● Data extracts
....
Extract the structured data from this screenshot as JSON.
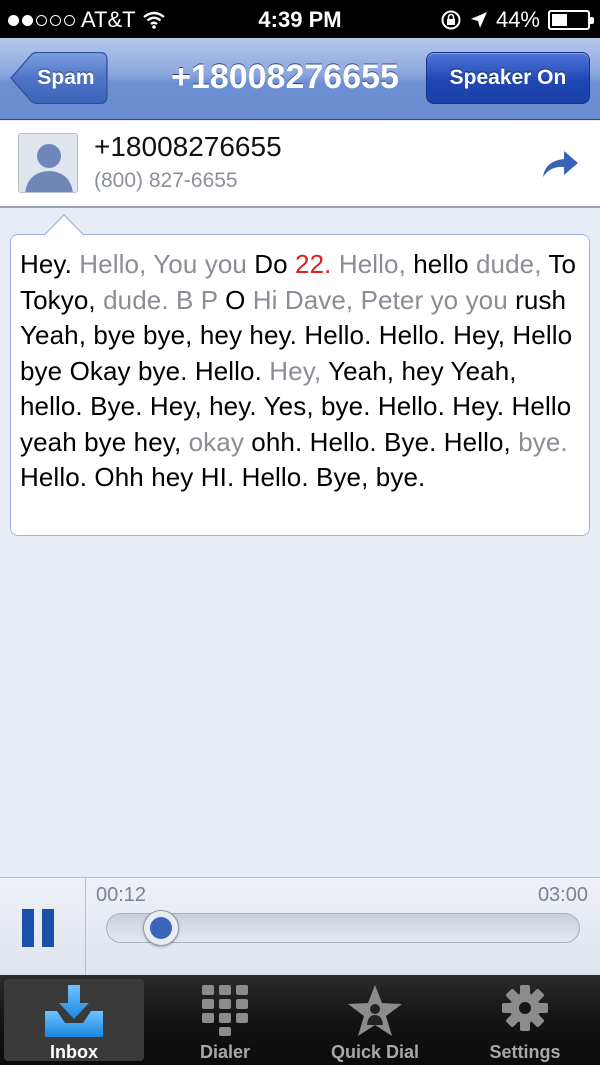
{
  "status_bar": {
    "carrier": "AT&T",
    "time": "4:39 PM",
    "battery": "44%",
    "battery_fraction": 0.44
  },
  "nav": {
    "back_label": "Spam",
    "title": "+18008276655",
    "speaker_label": "Speaker On"
  },
  "contact": {
    "name": "+18008276655",
    "number": "(800) 827-6655"
  },
  "transcript": {
    "words": [
      {
        "t": "Hey.",
        "c": "hi"
      },
      {
        "t": "Hello,",
        "c": "low"
      },
      {
        "t": "You",
        "c": "low"
      },
      {
        "t": "you",
        "c": "low"
      },
      {
        "t": "Do",
        "c": "hi"
      },
      {
        "t": "22.",
        "c": "red"
      },
      {
        "t": "Hello,",
        "c": "low"
      },
      {
        "t": "hello",
        "c": "hi"
      },
      {
        "t": "dude,",
        "c": "low"
      },
      {
        "t": "To",
        "c": "hi"
      },
      {
        "t": "Tokyo,",
        "c": "hi"
      },
      {
        "t": "dude.",
        "c": "low"
      },
      {
        "t": "B",
        "c": "low"
      },
      {
        "t": "P",
        "c": "low"
      },
      {
        "t": "O",
        "c": "hi"
      },
      {
        "t": "Hi",
        "c": "low"
      },
      {
        "t": "Dave,",
        "c": "low"
      },
      {
        "t": "Peter",
        "c": "low"
      },
      {
        "t": "yo",
        "c": "low"
      },
      {
        "t": "you",
        "c": "low"
      },
      {
        "t": "rush",
        "c": "hi"
      },
      {
        "t": "Yeah,",
        "c": "hi"
      },
      {
        "t": "bye",
        "c": "hi"
      },
      {
        "t": "bye,",
        "c": "hi"
      },
      {
        "t": "hey",
        "c": "hi"
      },
      {
        "t": "hey.",
        "c": "hi"
      },
      {
        "t": "Hello.",
        "c": "hi"
      },
      {
        "t": "Hello.",
        "c": "hi"
      },
      {
        "t": "Hey,",
        "c": "hi"
      },
      {
        "t": "Hello",
        "c": "hi"
      },
      {
        "t": "bye",
        "c": "hi"
      },
      {
        "t": "Okay",
        "c": "hi"
      },
      {
        "t": "bye.",
        "c": "hi"
      },
      {
        "t": "Hello.",
        "c": "hi"
      },
      {
        "t": "Hey,",
        "c": "low"
      },
      {
        "t": "Yeah,",
        "c": "hi"
      },
      {
        "t": "hey",
        "c": "hi"
      },
      {
        "t": "Yeah,",
        "c": "hi"
      },
      {
        "t": "hello.",
        "c": "hi"
      },
      {
        "t": "Bye.",
        "c": "hi"
      },
      {
        "t": "Hey,",
        "c": "hi"
      },
      {
        "t": "hey.",
        "c": "hi"
      },
      {
        "t": "Yes,",
        "c": "hi"
      },
      {
        "t": "bye.",
        "c": "hi"
      },
      {
        "t": "Hello.",
        "c": "hi"
      },
      {
        "t": "Hey.",
        "c": "hi"
      },
      {
        "t": "Hello",
        "c": "hi"
      },
      {
        "t": "yeah",
        "c": "hi"
      },
      {
        "t": "bye",
        "c": "hi"
      },
      {
        "t": "hey,",
        "c": "hi"
      },
      {
        "t": "okay",
        "c": "low"
      },
      {
        "t": "ohh.",
        "c": "hi"
      },
      {
        "t": "Hello.",
        "c": "hi"
      },
      {
        "t": "Bye.",
        "c": "hi"
      },
      {
        "t": "Hello,",
        "c": "hi"
      },
      {
        "t": "bye.",
        "c": "low"
      },
      {
        "t": "Hello.",
        "c": "hi"
      },
      {
        "t": "Ohh",
        "c": "hi"
      },
      {
        "t": "hey",
        "c": "hi"
      },
      {
        "t": "HI.",
        "c": "hi"
      },
      {
        "t": "Hello.",
        "c": "hi"
      },
      {
        "t": "Bye,",
        "c": "hi"
      },
      {
        "t": "bye.",
        "c": "hi"
      }
    ]
  },
  "player": {
    "current_time": "00:12",
    "total_time": "03:00",
    "progress_fraction": 0.067
  },
  "tabs": [
    {
      "label": "Inbox",
      "icon": "inbox-download-icon",
      "active": true
    },
    {
      "label": "Dialer",
      "icon": "keypad-icon",
      "active": false
    },
    {
      "label": "Quick Dial",
      "icon": "star-person-icon",
      "active": false
    },
    {
      "label": "Settings",
      "icon": "gear-icon",
      "active": false
    }
  ],
  "colors": {
    "accent_blue": "#1b4fa8",
    "low_confidence_text": "#8a8d93",
    "number_highlight": "#e0201c"
  }
}
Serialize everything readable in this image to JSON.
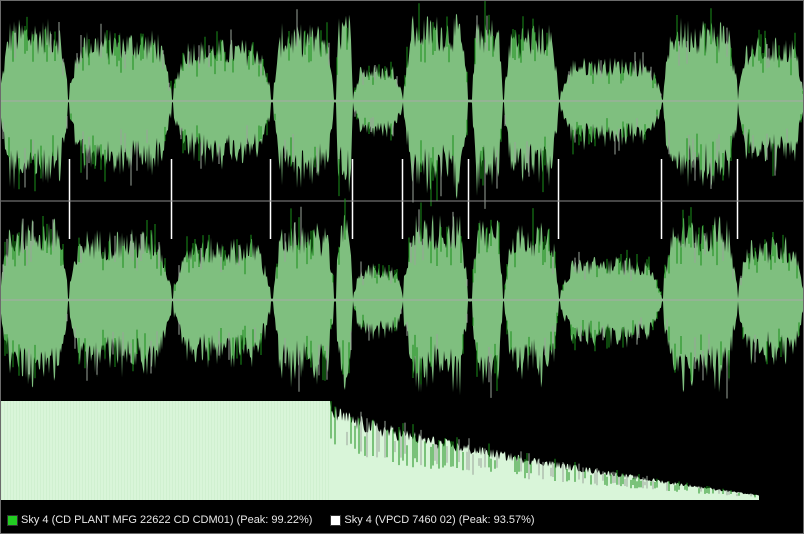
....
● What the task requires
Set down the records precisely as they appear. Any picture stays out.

● Answer space
Extract the structured data from this screenshot as JSON.
{
  "status_bar": {
    "carrier": "AT&T",
    "time": "4:39 PM",
    "battery": "44%",
    "battery_fraction": 0.44
  },
  "nav": {
    "back_label": "Spam",
    "title": "+18008276655",
    "speaker_label": "Speaker On"
  },
  "contact": {
    "name": "+18008276655",
    "number": "(800) 827-6655"
  },
  "transcript": {
    "words": [
      {
        "t": "Hey.",
        "c": "hi"
      },
      {
        "t": "Hello,",
        "c": "low"
      },
      {
        "t": "You",
        "c": "low"
      },
      {
        "t": "you",
        "c": "low"
      },
      {
        "t": "Do",
        "c": "hi"
      },
      {
        "t": "22.",
        "c": "red"
      },
      {
        "t": "Hello,",
        "c": "low"
      },
      {
        "t": "hello",
        "c": "hi"
      },
      {
        "t": "dude,",
        "c": "low"
      },
      {
        "t": "To",
        "c": "hi"
      },
      {
        "t": "Tokyo,",
        "c": "hi"
      },
      {
        "t": "dude.",
        "c": "low"
      },
      {
        "t": "B",
        "c": "low"
      },
      {
        "t": "P",
        "c": "low"
      },
      {
        "t": "O",
        "c": "hi"
      },
      {
        "t": "Hi",
        "c": "low"
      },
      {
        "t": "Dave,",
        "c": "low"
      },
      {
        "t": "Peter",
        "c": "low"
      },
      {
        "t": "yo",
        "c": "low"
      },
      {
        "t": "you",
        "c": "low"
      },
      {
        "t": "rush",
        "c": "hi"
      },
      {
        "t": "Yeah,",
        "c": "hi"
      },
      {
        "t": "bye",
        "c": "hi"
      },
      {
        "t": "bye,",
        "c": "hi"
      },
      {
        "t": "hey",
        "c": "hi"
      },
      {
        "t": "hey.",
        "c": "hi"
      },
      {
        "t": "Hello.",
        "c": "hi"
      },
      {
        "t": "Hello.",
        "c": "hi"
      },
      {
        "t": "Hey,",
        "c": "hi"
      },
      {
        "t": "Hello",
        "c": "hi"
      },
      {
        "t": "bye",
        "c": "hi"
      },
      {
        "t": "Okay",
        "c": "hi"
      },
      {
        "t": "bye.",
        "c": "hi"
      },
      {
        "t": "Hello.",
        "c": "hi"
      },
      {
        "t": "Hey,",
        "c": "low"
      },
      {
        "t": "Yeah,",
        "c": "hi"
      },
      {
        "t": "hey",
        "c": "hi"
      },
      {
        "t": "Yeah,",
        "c": "hi"
      },
      {
        "t": "hello.",
        "c": "hi"
      },
      {
        "t": "Bye.",
        "c": "hi"
      },
      {
        "t": "Hey,",
        "c": "hi"
      },
      {
        "t": "hey.",
        "c": "hi"
      },
      {
        "t": "Yes,",
        "c": "hi"
      },
      {
        "t": "bye.",
        "c": "hi"
      },
      {
        "t": "Hello.",
        "c": "hi"
      },
      {
        "t": "Hey.",
        "c": "hi"
      },
      {
        "t": "Hello",
        "c": "hi"
      },
      {
        "t": "yeah",
        "c": "hi"
      },
      {
        "t": "bye",
        "c": "hi"
      },
      {
        "t": "hey,",
        "c": "hi"
      },
      {
        "t": "okay",
        "c": "low"
      },
      {
        "t": "ohh.",
        "c": "hi"
      },
      {
        "t": "Hello.",
        "c": "hi"
      },
      {
        "t": "Bye.",
        "c": "hi"
      },
      {
        "t": "Hello,",
        "c": "hi"
      },
      {
        "t": "bye.",
        "c": "low"
      },
      {
        "t": "Hello.",
        "c": "hi"
      },
      {
        "t": "Ohh",
        "c": "hi"
      },
      {
        "t": "hey",
        "c": "hi"
      },
      {
        "t": "HI.",
        "c": "hi"
      },
      {
        "t": "Hello.",
        "c": "hi"
      },
      {
        "t": "Bye,",
        "c": "hi"
      },
      {
        "t": "bye.",
        "c": "hi"
      }
    ]
  },
  "player": {
    "current_time": "00:12",
    "total_time": "03:00",
    "progress_fraction": 0.067
  },
  "tabs": [
    {
      "label": "Inbox",
      "icon": "inbox-download-icon",
      "active": true
    },
    {
      "label": "Dialer",
      "icon": "keypad-icon",
      "active": false
    },
    {
      "label": "Quick Dial",
      "icon": "star-person-icon",
      "active": false
    },
    {
      "label": "Settings",
      "icon": "gear-icon",
      "active": false
    }
  ],
  "colors": {
    "accent_blue": "#1b4fa8",
    "low_confidence_text": "#8a8d93",
    "number_highlight": "#e0201c"
  }
}
Serialize everything readable in this image to JSON.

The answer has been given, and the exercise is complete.